The first type of appendectomy is an open appendectomy, whereby the surgeon makes one small incision in the lower right side of the abdomen. They then remove the infected appendix and close the wound with stitches. This procedure is favored by surgeons who wish to clean the abdominal cavity if the appendix has burst or if there is an abscess.
A laparoscopic appendectomy differs from an open appendectomy in that the surgeon makes a few small incisions in the abdomen then inserts a laparoscope into the incisions. Also known as keyhole surgery, this procedure is less intrusive than the last one and doctors can tie off the appendix with stitches before removing it. However, it depends on a number of factors which are decided by the surgeon performing the procedure at the time.
When it comes to invasive surgeries, the removal of an appendix is considered to be a painful one regarding the recovery period after the operation. Some people take days to even get the pain under control and regain the ability to comfortably consume liquids. While others need additional courses of antibiotics to ensure that an existing infection doesn’t spread to other parts of the body or other organs.
More Men than Women
While appendicitis only affects a low percentage of people, the National Institute of Diabetes and Digestive and Kidney Diseases says that it is the most common cause of abdominal pain that leads to surgery. Appendicitis most often occurs in people aged 10-30, but interestingly, it affects way more men than it does women, mainly during adolescence. However, there are steps that can be taken to lower one’s risk of potential appendicitis.
According to the institute, people can take steps to prevent the onset of appendicitis, mainly by watching what they eat and ensuring they consume healthy foods. A diet rich in fiber for example, with plenty of fruits and vegetables, is one piece of advice. Things like raspberries, apples, pears, artichokes, and broccoli are some suggested foods rich in fiber.
Stool buildup is one of the factors most responsible for appendicitis. Therefore, people who suffer from conditions associated with inflammation or infection of the bowels should work closely with their medical professional to ensure they don’t end up with a burst appendix. Thankfully, only about 1 in 100,000 people will die from appendicitis in the United States annually.

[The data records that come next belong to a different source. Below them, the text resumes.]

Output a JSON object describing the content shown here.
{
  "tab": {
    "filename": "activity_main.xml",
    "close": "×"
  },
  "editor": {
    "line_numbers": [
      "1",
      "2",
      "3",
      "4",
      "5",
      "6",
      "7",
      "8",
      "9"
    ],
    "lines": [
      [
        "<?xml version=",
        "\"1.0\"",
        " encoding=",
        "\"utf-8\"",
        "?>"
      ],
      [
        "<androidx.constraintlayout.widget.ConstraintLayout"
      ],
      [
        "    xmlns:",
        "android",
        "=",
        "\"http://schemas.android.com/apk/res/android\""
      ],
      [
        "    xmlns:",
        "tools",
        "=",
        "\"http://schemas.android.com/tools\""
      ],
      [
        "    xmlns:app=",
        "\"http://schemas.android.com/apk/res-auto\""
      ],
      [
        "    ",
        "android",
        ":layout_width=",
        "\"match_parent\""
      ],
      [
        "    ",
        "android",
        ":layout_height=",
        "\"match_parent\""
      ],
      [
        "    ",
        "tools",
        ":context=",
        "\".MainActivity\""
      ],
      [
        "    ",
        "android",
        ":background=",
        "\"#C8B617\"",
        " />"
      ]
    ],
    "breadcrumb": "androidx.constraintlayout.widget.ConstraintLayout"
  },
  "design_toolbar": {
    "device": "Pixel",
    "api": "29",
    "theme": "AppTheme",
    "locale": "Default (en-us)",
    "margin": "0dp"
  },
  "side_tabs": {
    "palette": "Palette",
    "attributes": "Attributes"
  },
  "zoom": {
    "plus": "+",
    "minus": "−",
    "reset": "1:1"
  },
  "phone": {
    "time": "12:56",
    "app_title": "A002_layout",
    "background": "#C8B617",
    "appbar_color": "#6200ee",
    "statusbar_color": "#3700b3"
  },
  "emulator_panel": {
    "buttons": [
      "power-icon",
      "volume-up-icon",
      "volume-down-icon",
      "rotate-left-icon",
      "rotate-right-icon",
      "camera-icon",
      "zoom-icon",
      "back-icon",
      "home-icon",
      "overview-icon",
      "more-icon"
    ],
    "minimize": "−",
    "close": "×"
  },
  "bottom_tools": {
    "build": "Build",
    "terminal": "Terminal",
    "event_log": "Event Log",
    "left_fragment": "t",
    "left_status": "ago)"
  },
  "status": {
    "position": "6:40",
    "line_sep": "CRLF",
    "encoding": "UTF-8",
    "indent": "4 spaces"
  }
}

Most Common Surgery
As more than 250,000 appendectomies are performed annually, appendicitis is considered to be the most common abdominal surgical emergency in the United States today. The most common fatalities from the condition are infants and the elderly.

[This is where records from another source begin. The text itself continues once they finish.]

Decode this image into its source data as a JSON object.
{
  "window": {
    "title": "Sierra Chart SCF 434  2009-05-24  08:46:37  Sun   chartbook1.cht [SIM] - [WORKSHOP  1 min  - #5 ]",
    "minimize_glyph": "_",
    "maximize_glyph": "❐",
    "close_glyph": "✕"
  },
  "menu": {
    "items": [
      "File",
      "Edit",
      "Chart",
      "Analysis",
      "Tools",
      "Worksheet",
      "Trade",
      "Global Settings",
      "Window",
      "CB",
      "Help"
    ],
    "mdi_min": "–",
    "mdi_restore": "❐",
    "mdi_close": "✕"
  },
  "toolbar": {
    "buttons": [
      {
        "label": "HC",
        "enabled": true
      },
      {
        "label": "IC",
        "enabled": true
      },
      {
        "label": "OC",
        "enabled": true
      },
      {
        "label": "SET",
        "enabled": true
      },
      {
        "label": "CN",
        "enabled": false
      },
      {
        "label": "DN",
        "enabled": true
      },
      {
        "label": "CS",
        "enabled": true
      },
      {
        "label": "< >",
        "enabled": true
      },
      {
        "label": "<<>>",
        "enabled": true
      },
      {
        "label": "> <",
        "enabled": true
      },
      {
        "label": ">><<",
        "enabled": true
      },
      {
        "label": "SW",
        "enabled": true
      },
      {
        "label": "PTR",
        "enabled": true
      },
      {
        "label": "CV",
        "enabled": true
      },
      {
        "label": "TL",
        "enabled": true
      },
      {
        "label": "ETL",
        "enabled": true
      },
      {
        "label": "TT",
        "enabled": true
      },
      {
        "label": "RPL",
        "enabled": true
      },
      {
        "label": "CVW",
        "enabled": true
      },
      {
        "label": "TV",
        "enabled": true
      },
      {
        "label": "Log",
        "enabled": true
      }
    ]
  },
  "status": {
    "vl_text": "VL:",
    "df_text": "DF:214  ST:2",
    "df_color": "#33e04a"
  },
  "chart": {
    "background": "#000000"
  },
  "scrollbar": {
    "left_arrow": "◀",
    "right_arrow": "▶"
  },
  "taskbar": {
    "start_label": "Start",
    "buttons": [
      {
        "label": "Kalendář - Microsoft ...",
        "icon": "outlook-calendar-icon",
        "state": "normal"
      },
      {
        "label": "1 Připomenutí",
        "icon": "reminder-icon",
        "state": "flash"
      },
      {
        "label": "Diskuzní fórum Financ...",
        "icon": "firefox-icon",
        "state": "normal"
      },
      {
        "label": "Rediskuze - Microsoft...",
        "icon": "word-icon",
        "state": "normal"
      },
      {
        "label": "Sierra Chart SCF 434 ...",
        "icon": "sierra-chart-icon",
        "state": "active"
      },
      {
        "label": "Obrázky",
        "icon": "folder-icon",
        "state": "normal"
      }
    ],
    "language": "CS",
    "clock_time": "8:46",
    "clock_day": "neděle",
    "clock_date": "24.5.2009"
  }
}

Peritonitis is Fatal
Peritonitis is a condition associated with appendicitis, as it is the result of it going undiagnosed or untreated. Peritonitis is the inflammation of the tissue that lines the inner wall of the abdomen and supports the abdominal organs. The condition is caused by infection from bacteria or fungi which often comes from the appendix area. If it gets to that stage the chance of a fatality is more than likely.
Ultimately, the takeaway lesson from this is that people experiencing severe stomach pains, especially in the lower-right quadrant of the abdomen, should immediately seek medical assistance or make their way to an emergency room. If that stomach pain is accompanied by vomiting or feeling sick, it’s probably a good idea to call 911 and tell them the symptoms. In this way, the potentially fatal eventuality of a burst appendix will not be something one has to endure.